I took a break from the nose job to examine the rear end. My plan was just a quick oil check, but after sticking my finger in the 'ole fill hole and seeing the grayish color, I decided to drain it.


Now we can see what's going on in there. Upon closer examination the wear pattern on these gears isn't ideal. That would explain the gear whine until the car gets good and warm. I'll replace the fluid for now, but will have to come back and address this someday.

Eeewww! Lots of metal in there.

While the differential cover and bolts were off, I hit them all with the wire wheel and gave them a coat of low gloss black. When it comes to working on cars, my philosophy is a simple one: improve everything you touch. Not a bad credo to apply to life in general either, eh?

While I was waiting for the 'Terminator 2' style liquid metal goop to drain out of the diff, I bolted in a new AC Delco fuel filter.

After sealing everything up with a new gasket and a nice slathering of Permatex's excellent "Right Stuff" sealant, I torqued the cover down to factory specs. In the future I plan to detail out the undercarriage with POR15.

If Redline heavy shockproof gear oil didn't look like blood, I wouldn't like it nearly as much.

Here's a little tip that may help you, use an old coolant jug and pump from your local parts store to keep and then fill your drivetrain fluids. I have a jug for diff oil and one for Synchromesh manual trans oil, which my other cars use.

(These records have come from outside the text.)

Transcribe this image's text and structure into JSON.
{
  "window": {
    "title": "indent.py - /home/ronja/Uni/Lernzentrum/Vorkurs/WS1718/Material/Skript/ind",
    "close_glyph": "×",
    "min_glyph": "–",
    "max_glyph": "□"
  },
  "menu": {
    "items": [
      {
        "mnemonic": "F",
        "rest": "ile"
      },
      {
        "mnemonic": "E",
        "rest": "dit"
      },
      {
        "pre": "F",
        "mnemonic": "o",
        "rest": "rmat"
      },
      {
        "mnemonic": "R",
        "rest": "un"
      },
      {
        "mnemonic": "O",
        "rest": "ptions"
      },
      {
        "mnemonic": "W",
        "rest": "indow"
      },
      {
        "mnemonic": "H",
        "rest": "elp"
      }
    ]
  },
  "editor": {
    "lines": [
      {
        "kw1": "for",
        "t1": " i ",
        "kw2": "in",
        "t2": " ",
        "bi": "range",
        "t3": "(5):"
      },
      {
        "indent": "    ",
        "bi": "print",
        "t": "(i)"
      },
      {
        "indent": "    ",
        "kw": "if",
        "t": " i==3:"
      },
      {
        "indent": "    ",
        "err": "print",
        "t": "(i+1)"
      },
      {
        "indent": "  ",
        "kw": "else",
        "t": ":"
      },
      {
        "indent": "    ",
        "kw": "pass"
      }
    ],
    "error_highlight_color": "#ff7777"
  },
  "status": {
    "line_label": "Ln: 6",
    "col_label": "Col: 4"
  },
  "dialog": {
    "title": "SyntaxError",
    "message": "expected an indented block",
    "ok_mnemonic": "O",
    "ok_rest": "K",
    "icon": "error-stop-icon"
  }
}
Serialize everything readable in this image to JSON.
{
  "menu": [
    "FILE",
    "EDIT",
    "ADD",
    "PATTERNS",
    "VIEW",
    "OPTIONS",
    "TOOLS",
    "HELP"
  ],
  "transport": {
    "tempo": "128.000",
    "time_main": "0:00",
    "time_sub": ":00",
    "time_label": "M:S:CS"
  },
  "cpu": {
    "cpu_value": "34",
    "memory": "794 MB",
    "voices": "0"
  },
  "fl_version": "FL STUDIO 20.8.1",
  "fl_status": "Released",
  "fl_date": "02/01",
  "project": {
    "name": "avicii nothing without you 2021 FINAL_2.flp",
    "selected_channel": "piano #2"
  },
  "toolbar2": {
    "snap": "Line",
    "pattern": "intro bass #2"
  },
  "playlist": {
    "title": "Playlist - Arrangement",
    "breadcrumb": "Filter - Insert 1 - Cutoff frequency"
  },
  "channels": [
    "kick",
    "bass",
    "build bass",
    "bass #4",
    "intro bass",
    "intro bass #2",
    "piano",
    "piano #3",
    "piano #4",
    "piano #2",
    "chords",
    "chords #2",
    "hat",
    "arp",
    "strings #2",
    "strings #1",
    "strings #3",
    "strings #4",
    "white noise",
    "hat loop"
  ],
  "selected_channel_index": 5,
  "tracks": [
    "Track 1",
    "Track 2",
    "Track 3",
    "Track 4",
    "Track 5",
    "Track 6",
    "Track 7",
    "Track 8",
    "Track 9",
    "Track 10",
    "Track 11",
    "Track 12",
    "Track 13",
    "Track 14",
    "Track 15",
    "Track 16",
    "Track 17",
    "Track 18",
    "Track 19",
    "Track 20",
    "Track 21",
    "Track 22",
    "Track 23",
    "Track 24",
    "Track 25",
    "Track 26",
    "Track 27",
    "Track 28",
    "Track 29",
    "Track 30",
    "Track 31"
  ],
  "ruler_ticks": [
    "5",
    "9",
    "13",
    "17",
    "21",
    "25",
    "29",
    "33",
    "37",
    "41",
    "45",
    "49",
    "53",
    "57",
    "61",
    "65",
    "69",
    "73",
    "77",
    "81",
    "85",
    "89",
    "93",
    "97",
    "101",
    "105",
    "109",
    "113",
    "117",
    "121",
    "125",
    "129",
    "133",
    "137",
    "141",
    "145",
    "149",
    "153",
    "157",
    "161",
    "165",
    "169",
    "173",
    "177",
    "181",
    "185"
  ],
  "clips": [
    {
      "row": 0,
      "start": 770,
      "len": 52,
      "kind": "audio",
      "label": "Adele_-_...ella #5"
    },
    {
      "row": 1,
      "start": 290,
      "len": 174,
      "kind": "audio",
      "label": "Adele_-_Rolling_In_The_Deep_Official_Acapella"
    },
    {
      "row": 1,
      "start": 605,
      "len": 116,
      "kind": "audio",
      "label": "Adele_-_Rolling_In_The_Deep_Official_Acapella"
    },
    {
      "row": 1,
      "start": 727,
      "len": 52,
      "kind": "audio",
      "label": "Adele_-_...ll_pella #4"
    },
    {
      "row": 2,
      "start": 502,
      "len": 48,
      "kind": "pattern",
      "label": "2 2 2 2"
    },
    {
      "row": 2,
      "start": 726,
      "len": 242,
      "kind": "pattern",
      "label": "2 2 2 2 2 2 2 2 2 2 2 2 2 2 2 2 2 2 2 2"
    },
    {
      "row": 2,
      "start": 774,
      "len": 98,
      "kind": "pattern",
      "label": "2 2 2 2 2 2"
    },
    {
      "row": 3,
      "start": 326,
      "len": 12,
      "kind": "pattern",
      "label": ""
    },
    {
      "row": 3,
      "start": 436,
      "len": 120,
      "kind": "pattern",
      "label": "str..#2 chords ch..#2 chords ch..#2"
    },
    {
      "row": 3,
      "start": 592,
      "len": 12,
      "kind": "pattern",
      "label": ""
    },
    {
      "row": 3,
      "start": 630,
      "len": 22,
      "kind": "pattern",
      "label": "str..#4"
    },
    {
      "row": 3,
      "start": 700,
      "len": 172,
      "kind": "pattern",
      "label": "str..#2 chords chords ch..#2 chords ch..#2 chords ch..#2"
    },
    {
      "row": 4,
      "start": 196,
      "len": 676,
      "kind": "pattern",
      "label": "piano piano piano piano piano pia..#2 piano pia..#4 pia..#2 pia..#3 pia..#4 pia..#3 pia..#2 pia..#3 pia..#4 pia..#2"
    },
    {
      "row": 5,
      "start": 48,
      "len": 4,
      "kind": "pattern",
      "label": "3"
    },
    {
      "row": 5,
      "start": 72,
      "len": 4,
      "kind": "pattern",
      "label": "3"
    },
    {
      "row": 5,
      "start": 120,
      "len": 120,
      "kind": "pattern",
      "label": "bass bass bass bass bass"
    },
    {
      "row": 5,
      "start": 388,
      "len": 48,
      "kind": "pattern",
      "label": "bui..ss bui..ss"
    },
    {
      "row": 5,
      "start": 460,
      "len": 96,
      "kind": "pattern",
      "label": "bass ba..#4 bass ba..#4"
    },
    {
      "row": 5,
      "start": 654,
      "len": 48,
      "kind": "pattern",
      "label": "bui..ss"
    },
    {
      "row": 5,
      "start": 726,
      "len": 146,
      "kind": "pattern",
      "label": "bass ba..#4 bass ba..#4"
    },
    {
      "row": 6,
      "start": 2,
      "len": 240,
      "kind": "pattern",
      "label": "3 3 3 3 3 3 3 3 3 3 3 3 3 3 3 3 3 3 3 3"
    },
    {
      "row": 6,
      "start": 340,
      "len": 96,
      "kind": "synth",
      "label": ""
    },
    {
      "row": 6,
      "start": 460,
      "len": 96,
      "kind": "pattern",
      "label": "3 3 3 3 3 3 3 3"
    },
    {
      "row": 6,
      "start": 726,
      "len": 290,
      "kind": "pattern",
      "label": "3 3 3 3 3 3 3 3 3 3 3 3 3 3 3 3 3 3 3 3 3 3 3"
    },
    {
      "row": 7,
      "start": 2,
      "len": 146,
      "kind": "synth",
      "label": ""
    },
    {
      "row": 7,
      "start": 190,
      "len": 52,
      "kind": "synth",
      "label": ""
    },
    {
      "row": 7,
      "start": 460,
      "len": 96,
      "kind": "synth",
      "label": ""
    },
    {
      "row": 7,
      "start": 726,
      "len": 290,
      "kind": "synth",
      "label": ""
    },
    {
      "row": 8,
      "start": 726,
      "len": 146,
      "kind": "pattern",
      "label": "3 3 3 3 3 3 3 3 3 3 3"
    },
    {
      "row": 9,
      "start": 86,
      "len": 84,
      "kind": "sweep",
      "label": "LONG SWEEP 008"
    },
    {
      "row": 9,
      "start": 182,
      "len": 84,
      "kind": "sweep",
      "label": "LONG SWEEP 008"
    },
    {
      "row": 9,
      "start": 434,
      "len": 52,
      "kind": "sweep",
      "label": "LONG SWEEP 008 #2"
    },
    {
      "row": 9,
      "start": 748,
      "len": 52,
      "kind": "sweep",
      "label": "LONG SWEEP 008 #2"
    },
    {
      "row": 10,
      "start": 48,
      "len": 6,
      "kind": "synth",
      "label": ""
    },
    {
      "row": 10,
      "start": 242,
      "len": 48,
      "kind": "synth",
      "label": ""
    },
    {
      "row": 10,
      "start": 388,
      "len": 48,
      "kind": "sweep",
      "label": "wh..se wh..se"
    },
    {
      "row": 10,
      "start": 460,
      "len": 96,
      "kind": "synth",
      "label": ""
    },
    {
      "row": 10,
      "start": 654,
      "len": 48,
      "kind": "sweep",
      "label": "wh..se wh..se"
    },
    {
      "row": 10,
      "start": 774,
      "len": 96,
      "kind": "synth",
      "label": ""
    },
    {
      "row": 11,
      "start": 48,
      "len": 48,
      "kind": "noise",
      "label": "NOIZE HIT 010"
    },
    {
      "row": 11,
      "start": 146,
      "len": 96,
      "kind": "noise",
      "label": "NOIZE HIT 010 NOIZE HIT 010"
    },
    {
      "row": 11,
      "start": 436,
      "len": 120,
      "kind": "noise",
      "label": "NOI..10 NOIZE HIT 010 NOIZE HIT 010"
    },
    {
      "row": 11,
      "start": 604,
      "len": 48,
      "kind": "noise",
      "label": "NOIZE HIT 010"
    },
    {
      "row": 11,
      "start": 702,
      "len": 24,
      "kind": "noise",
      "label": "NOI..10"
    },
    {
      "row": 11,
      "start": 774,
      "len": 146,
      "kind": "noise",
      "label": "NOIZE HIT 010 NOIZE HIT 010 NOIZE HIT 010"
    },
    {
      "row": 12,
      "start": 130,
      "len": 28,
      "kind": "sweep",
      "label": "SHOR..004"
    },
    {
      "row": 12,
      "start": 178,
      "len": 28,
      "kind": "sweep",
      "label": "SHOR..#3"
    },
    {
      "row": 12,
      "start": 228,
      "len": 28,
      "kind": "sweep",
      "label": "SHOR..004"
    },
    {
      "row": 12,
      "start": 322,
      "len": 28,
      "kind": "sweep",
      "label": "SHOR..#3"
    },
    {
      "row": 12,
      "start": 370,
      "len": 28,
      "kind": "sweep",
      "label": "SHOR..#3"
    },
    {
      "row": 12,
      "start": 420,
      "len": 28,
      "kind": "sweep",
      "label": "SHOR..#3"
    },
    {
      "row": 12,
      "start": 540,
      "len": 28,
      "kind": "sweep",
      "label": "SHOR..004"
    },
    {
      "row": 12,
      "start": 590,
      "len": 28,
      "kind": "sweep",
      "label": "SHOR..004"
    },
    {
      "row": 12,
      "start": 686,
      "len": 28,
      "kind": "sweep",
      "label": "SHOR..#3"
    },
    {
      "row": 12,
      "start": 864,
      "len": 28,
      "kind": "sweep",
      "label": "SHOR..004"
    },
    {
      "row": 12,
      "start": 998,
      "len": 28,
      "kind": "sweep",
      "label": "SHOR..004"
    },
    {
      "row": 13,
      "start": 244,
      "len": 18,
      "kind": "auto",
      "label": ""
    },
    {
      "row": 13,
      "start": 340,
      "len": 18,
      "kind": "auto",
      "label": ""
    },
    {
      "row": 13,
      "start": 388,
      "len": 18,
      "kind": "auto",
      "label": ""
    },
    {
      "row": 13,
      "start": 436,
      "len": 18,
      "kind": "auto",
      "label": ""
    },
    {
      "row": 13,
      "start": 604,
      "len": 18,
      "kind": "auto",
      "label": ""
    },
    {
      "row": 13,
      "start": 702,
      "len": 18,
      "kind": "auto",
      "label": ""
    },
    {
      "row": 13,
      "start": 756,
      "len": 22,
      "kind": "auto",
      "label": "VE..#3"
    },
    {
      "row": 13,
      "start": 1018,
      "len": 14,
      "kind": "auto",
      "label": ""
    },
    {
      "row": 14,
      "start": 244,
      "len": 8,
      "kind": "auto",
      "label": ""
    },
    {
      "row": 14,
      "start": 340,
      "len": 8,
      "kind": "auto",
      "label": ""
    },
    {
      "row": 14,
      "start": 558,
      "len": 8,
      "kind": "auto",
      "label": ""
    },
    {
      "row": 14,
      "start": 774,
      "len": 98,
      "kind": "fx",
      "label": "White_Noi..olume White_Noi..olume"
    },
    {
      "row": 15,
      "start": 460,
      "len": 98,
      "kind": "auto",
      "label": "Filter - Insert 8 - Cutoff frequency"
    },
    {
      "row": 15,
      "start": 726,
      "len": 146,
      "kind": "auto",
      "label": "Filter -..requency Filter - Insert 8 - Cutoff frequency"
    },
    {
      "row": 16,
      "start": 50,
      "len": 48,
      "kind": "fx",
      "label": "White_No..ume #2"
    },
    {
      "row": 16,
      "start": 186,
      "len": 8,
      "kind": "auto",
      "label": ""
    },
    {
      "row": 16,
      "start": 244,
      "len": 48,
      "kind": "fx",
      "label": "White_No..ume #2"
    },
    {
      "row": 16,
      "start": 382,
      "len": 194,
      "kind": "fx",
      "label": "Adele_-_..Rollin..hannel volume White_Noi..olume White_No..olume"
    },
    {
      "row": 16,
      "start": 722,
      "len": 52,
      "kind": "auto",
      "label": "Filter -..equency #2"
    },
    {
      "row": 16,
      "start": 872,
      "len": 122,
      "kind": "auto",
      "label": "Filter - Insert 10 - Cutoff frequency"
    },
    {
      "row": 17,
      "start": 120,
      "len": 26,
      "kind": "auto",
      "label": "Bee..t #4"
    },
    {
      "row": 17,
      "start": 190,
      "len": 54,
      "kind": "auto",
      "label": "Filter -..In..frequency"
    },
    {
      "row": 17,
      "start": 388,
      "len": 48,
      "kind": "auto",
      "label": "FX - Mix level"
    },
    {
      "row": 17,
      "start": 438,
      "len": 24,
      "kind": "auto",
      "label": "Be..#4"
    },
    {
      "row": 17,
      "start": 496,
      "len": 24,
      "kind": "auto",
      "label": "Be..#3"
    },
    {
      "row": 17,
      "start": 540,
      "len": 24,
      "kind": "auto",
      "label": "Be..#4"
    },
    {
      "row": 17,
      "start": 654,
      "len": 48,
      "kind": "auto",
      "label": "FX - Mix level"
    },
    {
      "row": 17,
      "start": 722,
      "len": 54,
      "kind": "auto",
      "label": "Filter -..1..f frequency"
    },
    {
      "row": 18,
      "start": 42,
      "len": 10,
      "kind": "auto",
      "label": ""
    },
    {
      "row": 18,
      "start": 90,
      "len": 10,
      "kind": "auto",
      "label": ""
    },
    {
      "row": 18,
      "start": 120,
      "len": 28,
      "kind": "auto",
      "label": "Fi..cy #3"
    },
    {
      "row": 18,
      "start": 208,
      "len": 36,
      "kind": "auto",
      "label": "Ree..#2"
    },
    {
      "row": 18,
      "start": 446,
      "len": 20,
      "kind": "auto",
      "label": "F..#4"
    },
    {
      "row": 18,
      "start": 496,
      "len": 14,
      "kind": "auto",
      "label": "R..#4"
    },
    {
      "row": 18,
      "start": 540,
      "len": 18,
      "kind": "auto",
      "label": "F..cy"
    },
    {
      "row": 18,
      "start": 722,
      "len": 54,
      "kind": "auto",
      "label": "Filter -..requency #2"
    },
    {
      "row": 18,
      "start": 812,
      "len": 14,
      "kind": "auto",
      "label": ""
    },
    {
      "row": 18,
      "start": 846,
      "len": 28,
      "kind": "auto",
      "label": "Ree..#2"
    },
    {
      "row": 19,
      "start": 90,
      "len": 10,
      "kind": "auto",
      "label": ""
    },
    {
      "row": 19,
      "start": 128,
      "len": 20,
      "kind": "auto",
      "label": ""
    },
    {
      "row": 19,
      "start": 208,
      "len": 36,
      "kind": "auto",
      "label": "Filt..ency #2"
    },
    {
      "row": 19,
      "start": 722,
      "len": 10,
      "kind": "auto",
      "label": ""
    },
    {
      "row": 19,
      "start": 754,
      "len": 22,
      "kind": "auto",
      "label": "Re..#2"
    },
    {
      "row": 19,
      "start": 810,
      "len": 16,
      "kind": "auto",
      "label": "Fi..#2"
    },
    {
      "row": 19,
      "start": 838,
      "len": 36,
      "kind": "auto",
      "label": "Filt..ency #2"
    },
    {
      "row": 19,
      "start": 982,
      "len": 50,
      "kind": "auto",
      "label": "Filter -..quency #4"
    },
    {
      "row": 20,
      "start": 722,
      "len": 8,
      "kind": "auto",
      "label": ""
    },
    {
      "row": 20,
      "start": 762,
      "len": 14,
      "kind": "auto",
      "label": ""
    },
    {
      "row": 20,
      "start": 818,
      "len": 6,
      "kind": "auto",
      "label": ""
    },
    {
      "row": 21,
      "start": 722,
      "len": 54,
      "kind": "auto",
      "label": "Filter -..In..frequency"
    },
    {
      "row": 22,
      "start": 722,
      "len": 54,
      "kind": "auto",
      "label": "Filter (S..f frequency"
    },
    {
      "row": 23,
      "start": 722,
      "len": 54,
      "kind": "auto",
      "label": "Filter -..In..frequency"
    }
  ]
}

I got everything back together later that night and was lovin' the results! The 'nose job' transformation was incredible and totally changed the look of the car. The combined effect of the restored trim, parking lenses, buick emblem, bright new headlights and professionally painted pieces was dramatic compared to the faded, chipped look everything had before.

Here's an outdoor shot I took the next day. Gloss black is one of the few colors you can do this sorta thing with.

The new hood emblems look great too.

Here's a pic of the newly painted driver side mirror and new door handle installed. The mirrors blend in now, when before they stuck out like a sore thumb. You can also see the kid seat back there.

One last picture of the completed work.

I'm going to rest, then go for a nice long drive. Thanks for reading!